We have already started receiving feedback on the new calendar, and both the public and the local event managers have recognized the focus that it puts on making the experience more useful and enjoyable for the user.
I have posted the slide deck for those of you who missed Friday’s presentation on the campus calendar. This presentation covered the process by which we chose LiveWhale as our campus calendar, how we expect the system will be used, and an overview of some of its features.
One of the biggest complaints that we had about the previous calendar system was that it did not import from other calendar systems. That was a big disadvantage because many departments on campus used (whether through choice or mandate) another system for their departmental events, and no one wants to have to enter the same event into multiple systems. So when we first started evaluating calendar products, the ability to import through feeds was one of the most important things on our list.
LiveWhale is able to do this very nicely. By going into your “Linked Calendars” option you can point your calendar at an external iCAL feed and pull it into LiveWhale. You further have your choice of linking the event to an entry within LiveWhale or to the original URL in the external system. We have also had a few extra customizations added. You can now set your linked calendars to automatically recommend events to the university calendar, and you can add custom images to your imported events.
LiveWhale also has several ways in which you can export events. If you want to process and format the content yourselves, there is a complete REST interface that allows you to pull information out of the system through RSS, iCAL, or JSON formats. Through structuring your URL call, you can pull your entire calendar or just specific pieces.
After almost a year of knowing we need to implement a new calendar, evaluating vendors, and customizing our final selection, we are happy to announce that our new web calendar is now online.
Powered by LiveWhale Calendar, this new system represents a significant step forward. The new software is much easier to use and administer than our previous system, and offers many new features that make the calendar more valuable to both departments on campus and our website viewers.
Even more important than the new features is a new philosophy for what the calendar is all about. Rather than being just a list of everybody’s events, we want to use the calendar as a platform to market the university by showing off all the wonderful things that take place on campus. We want no not just give a time and date for every meeting on campus, but also to showcase things like the world leaders that the Bush School brings to campus, the prestigious authors that the libraries host, Fortune 500 CEOs that speak at the Mays school, and so forth. Showing the types of events that occur here reinforces with our audience the concept of Texas A&M as a destination school.
To that end, we want to produce a calendar that not only gave event details, but does so in a highly visual manner that makes viewers interested in reading the event – and therefore more likely to attend. The LiveWhale calendar system is beautifully set up to do this. During several vendor conversations it became evident that they were in sync with what we want to do and that they have built a platform with exactly that in mind.
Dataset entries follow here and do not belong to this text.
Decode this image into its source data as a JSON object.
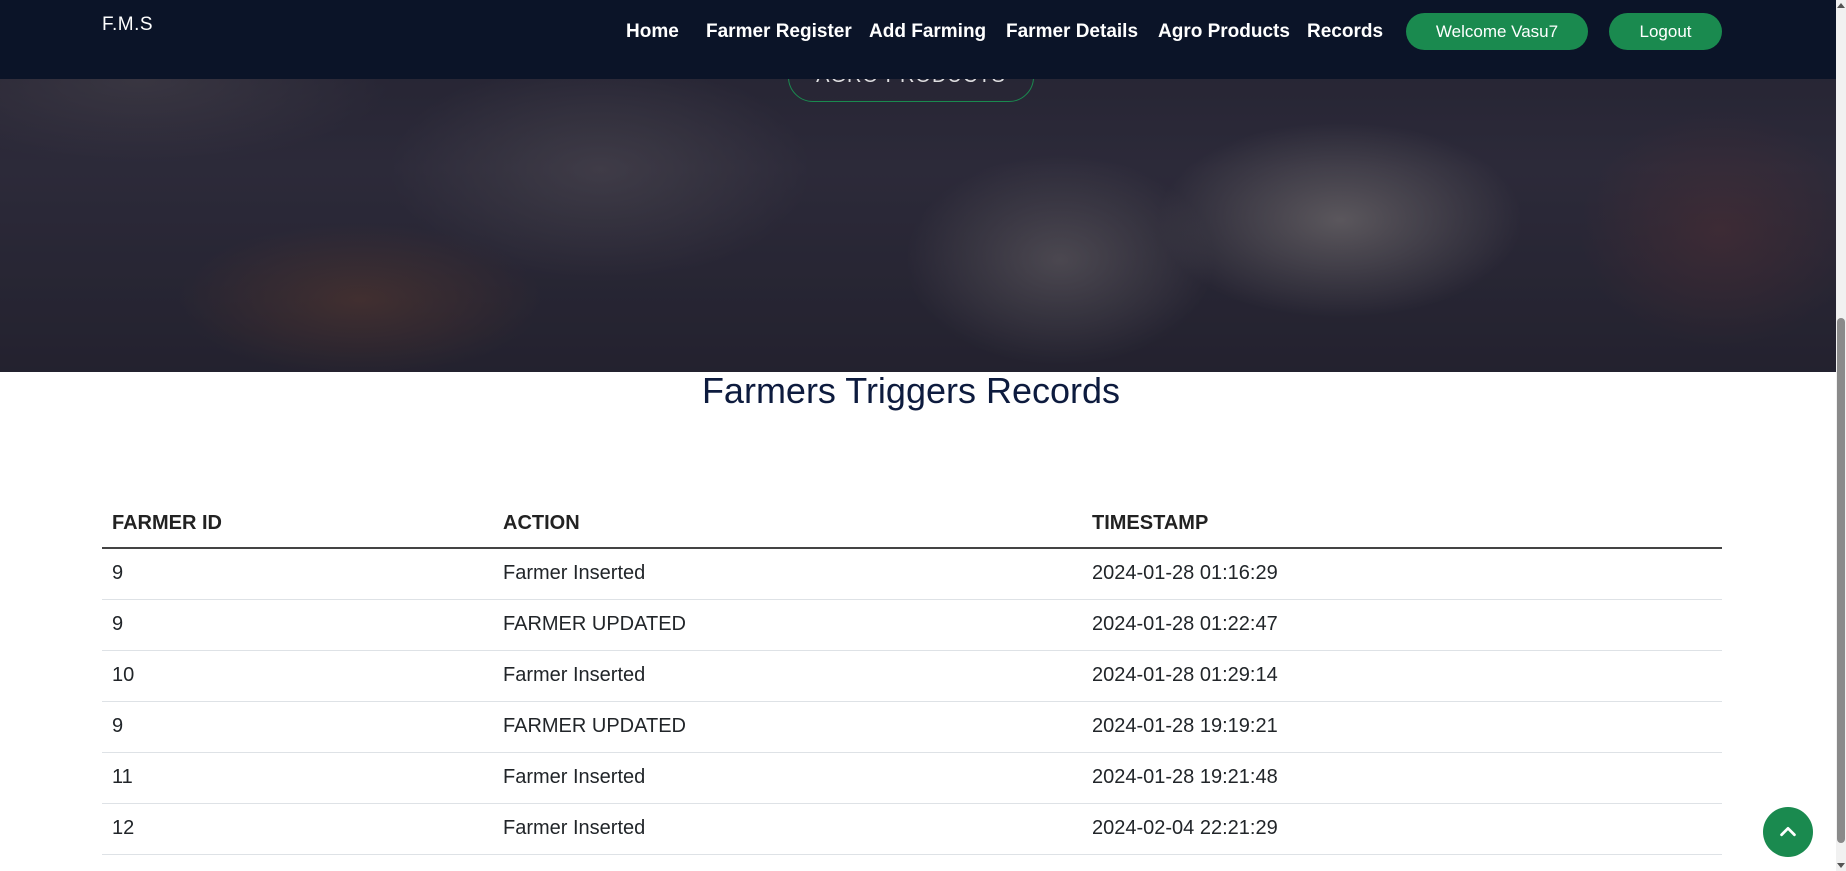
{
  "navbar": {
    "brand": "F.M.S",
    "links": [
      "Home",
      "Farmer Register",
      "Add Farming",
      "Farmer Details",
      "Agro Products",
      "Records"
    ],
    "welcome": "Welcome Vasu7",
    "logout": "Logout"
  },
  "hero": {
    "button_label": "AGRO PRODUCTS"
  },
  "records": {
    "title": "Farmers Triggers Records",
    "columns": [
      "FARMER ID",
      "ACTION",
      "TIMESTAMP"
    ],
    "rows": [
      [
        "9",
        "Farmer Inserted",
        "2024-01-28 01:16:29"
      ],
      [
        "9",
        "FARMER UPDATED",
        "2024-01-28 01:22:47"
      ],
      [
        "10",
        "Farmer Inserted",
        "2024-01-28 01:29:14"
      ],
      [
        "9",
        "FARMER UPDATED",
        "2024-01-28 19:19:21"
      ],
      [
        "11",
        "Farmer Inserted",
        "2024-01-28 19:21:48"
      ],
      [
        "12",
        "Farmer Inserted",
        "2024-02-04 22:21:29"
      ]
    ]
  },
  "colors": {
    "navbar": "#0b1428",
    "accent_green": "#1a8a4f",
    "title": "#0d1b3e"
  },
  "icons": {
    "back_to_top": "chevron-up-icon"
  }
}
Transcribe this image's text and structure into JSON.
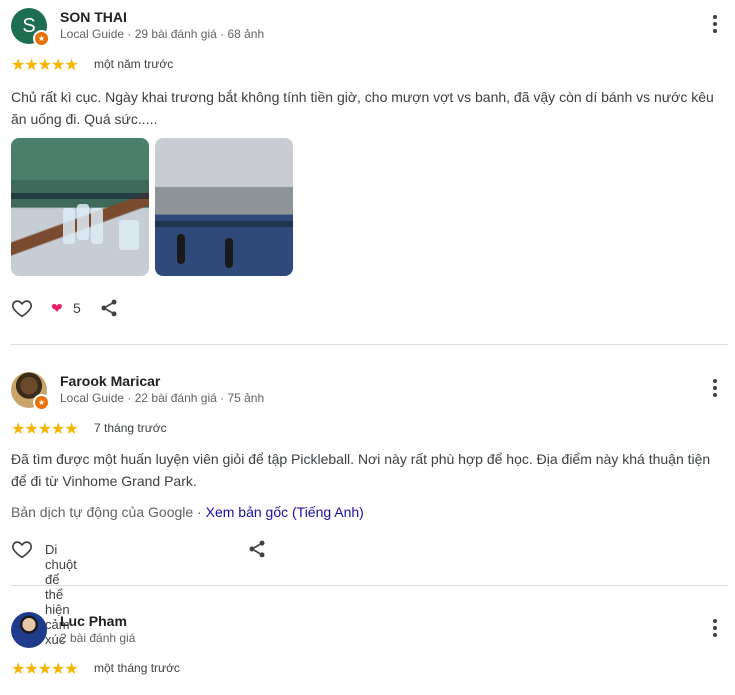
{
  "reviews": [
    {
      "avatar_letter": "S",
      "name": "SON THAI",
      "meta": "Local Guide · 29 bài đánh giá · 68 ảnh",
      "stars": "★★★★★",
      "date": "một năm trước",
      "text": "Chủ rất kì cục. Ngày khai trương bắt không tính tiền giờ, cho mượn vợt vs banh, đã vậy còn dí bánh vs nước kêu ăn uống đi. Quá sức.....",
      "reaction_count": "5",
      "reaction_emoji": "❤"
    },
    {
      "name": "Farook Maricar",
      "meta": "Local Guide · 22 bài đánh giá · 75 ảnh",
      "stars": "★★★★★",
      "date": "7 tháng trước",
      "text": "Đã tìm được một huấn luyện viên giỏi để tập Pickleball. Nơi này rất phù hợp để học. Địa điểm này khá thuận tiện để đi từ Vinhome Grand Park.",
      "translation_prefix": "Bản dịch tự động của Google · ",
      "translation_link": "Xem bản gốc (Tiếng Anh)",
      "hover_hint": "Di chuột để thể hiện cảm xúc"
    },
    {
      "name": "Luc Pham",
      "meta": "2 bài đánh giá",
      "stars": "★★★★★",
      "date": "một tháng trước"
    }
  ],
  "colors": {
    "star": "#f4b400",
    "link": "#1a0dab",
    "heart": "#e91e63",
    "avatar_s": "#1e6f52"
  }
}
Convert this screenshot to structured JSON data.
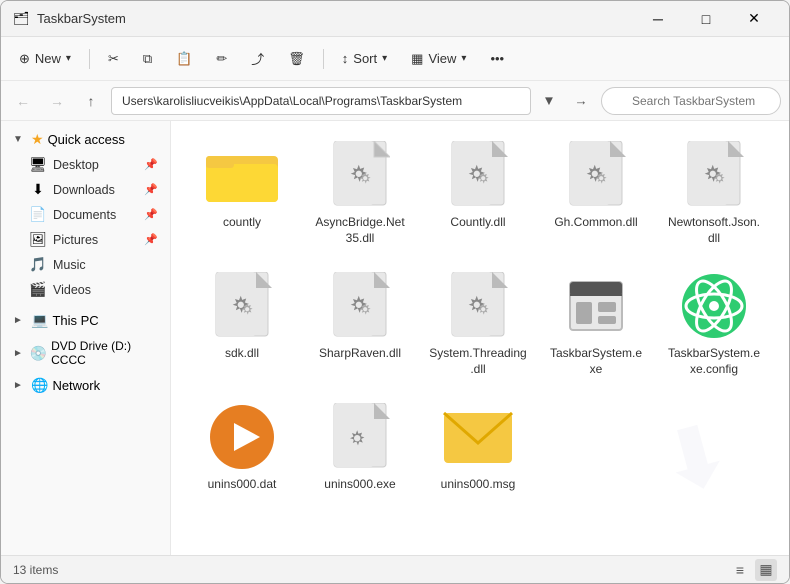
{
  "window": {
    "title": "TaskbarSystem",
    "icon": "📁"
  },
  "titlebar": {
    "minimize_label": "─",
    "maximize_label": "□",
    "close_label": "✕"
  },
  "toolbar": {
    "new_label": "New",
    "sort_label": "Sort",
    "view_label": "View",
    "more_label": "•••",
    "cut_icon": "✂",
    "copy_icon": "⧉",
    "paste_icon": "📋",
    "rename_icon": "✏",
    "delete_icon": "🗑",
    "share_icon": "⤴"
  },
  "addressbar": {
    "path": "Users\\karolisliucveikis\\AppData\\Local\\Programs\\TaskbarSystem",
    "search_placeholder": "Search TaskbarSystem"
  },
  "sidebar": {
    "quick_access_label": "Quick access",
    "items": [
      {
        "label": "Desktop",
        "icon": "🖥",
        "pinned": true
      },
      {
        "label": "Downloads",
        "icon": "⬇",
        "pinned": true
      },
      {
        "label": "Documents",
        "icon": "📄",
        "pinned": true
      },
      {
        "label": "Pictures",
        "icon": "🖼",
        "pinned": true
      },
      {
        "label": "Music",
        "icon": "🎵",
        "pinned": false
      },
      {
        "label": "Videos",
        "icon": "🎬",
        "pinned": false
      }
    ],
    "this_pc_label": "This PC",
    "dvd_label": "DVD Drive (D:) CCCC",
    "network_label": "Network"
  },
  "files": [
    {
      "name": "countly",
      "type": "folder"
    },
    {
      "name": "AsyncBridge.Net 35.dll",
      "type": "dll"
    },
    {
      "name": "Countly.dll",
      "type": "dll"
    },
    {
      "name": "Gh.Common.dll",
      "type": "dll"
    },
    {
      "name": "Newtonsoft.Json.dll",
      "type": "dll"
    },
    {
      "name": "sdk.dll",
      "type": "dll"
    },
    {
      "name": "SharpRaven.dll",
      "type": "dll"
    },
    {
      "name": "System.Threading.dll",
      "type": "dll"
    },
    {
      "name": "TaskbarSystem.exe",
      "type": "exe"
    },
    {
      "name": "TaskbarSystem.exe.config",
      "type": "config"
    },
    {
      "name": "unins000.dat",
      "type": "dat"
    },
    {
      "name": "unins000.exe",
      "type": "uninstall_exe"
    },
    {
      "name": "unins000.msg",
      "type": "msg"
    }
  ],
  "statusbar": {
    "count_label": "13 items"
  }
}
We will post a series of articles going over the new features of the calendar, how we hope to use it, and how you can contribute to the process.